Bristol Culture (M Shed), Royal Museums Greenwich and Time and Tide, Norfolk are working together to represent the diversity of migrant experiences, locally and nationally through community consultations, skills sharing and collecting of oral histories.
Using collections that speak to migration and reflecting on how this movement of people, goods and ideas has created the UK’s rich multi-cultural society, the project will investigate the role that museums can play in social cohesion and representation.
The project will investigate how museum collections can better represent the histories and legacies of migration for Britain’s communities - informing future thinking for display, programming, research and collaborative working.
It will provide an opportunity for a consultative way of working that can be modelled in future collaborations. This will ensure we not only represent the history of migration, but also provide contemporary representation of migrant experiences.
Video series: Seeing Ourselves in History
In this video series, Black historians, artists and researchers 'unbox' and interpret first hand some of the collection at Royal Museums Greenwich relating to Black lives and histories.
The series features Sharon Walters, Migrations, Heritage and Belonging facilitator; Serena Lee, Assistant Editor of Black History Month Editions magazine; Fiona Compton, artist and historian and artist Charmaine Watkiss.
HMT Empire Windrush and British nationality laws
In conversation with Dr Nadine El-Enany
Watch a discussion about the legislative changes made from 1948 to today on who can call themselves a British citizen.

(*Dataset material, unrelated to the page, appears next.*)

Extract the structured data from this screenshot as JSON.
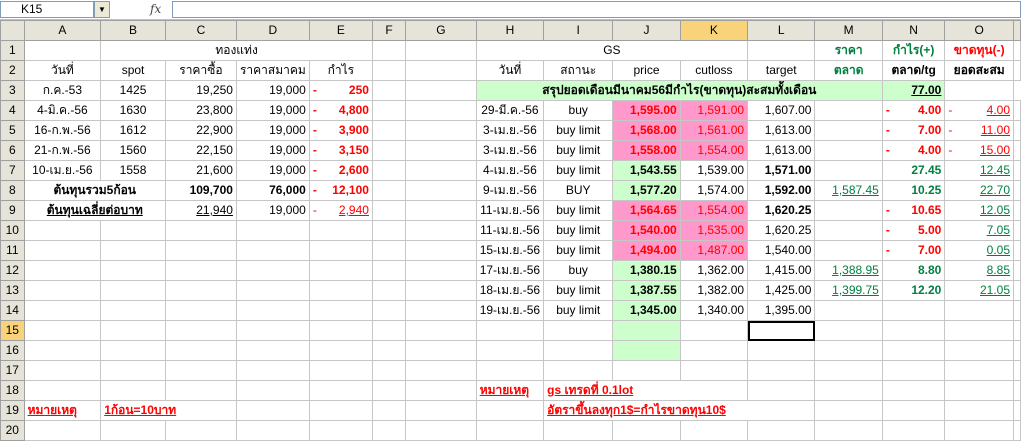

HMT Empire Windrush was a former WW2 German troopship won as a prize of war by the British. The 1,000-plus passengers aboard the Empire Windrush on 22 June 1948 encapsulated the British Empire's changing relationship with its commonwealth citizens.
Chair: Chardine Taylor-Stone, project coordinator for Migration Heritage and Belonging.
Dr Nadine El-Enany
Dr Nadine El-Enany is Senior Lecturer in Law at Birkbeck School of Law and Co-Director of the Centre for Research on Race and Law. Her book (B)ordering Britain: Law, Race and Empire was published by Manchester University Press in February 2020. (B)ordering Britain argues that Britain is the spoils of empire, its immigration law is colonial violence and irregular immigration is anti-colonial resistance.
Read the Diwali zine
An interfaith collection of art and memoir, celebrating queer resilience and the light within. The zine is made up of submissions from South Asian communities in London and around the world.
I created this zine to celebrate the persistent creativity of queer communities and how we keep traditions alive while cultivating our own.Anju Kasturiraj, Editor and Community Facilitator for the Migrations, Heritage and Belonging project
Listen to the podcast
Anju Kasturiraj, a Migration, Heritage & Belonging Community Facilitator at the National Maritime Museum, in conversation with Hansika Jethnani, a queer poet and activist on the topics of Diwali, religious violence, and queer interfaith spaces.
Our two community facilitators will be working to bring this project to life and providing spaces for communities to engage and interrogate our collections.
Sharon Walters is a London-based artist and educator, passionate about collaborating with communities, particularly under-represented groups.
She is experienced in curating programmes and introducing collections and archival material to those whose voices are often unheard. Skilled in finding new innovative ways to work with people and developing her socially engaged practice across many environments, Sharon has built an impressive network of people she has worked with over the years.
For the past four years she has worked part-time for Gunnersbury Park Museum (GPM), leading on community engagement and public programmes across the park and museum. Her roles have included devising creative engagement opportunities, reaching new and existing audiences and working with diverse communities inspired by the collection and the heritage parkland.
The impact on the projects has meant ongoing legacy and plans for projects and funding applications with hugely under-represented groups. In all aspects of her work, she aims to collaborate and empower others, ensuring under-represented groups work with arts and heritage organisations to bring about long-term, impactful generational change.
Anju Kasturiraj is a queer South Indian-American filmmaker, writer, and curator.
She engages with video arts, live performance, and poetry as methods of practicing ancestral veneration, decolonisation, and intergenerational healing.
Anju is currently working for her MA in Performance Design and Practice at Central Saint Martins, and splits her time between London and Los Angeles. She received her BA from the University of San Francisco in Critical Diversity Studies with a focus on Gender & Sexuality, and a minor in Sociology, which informs her creative practice.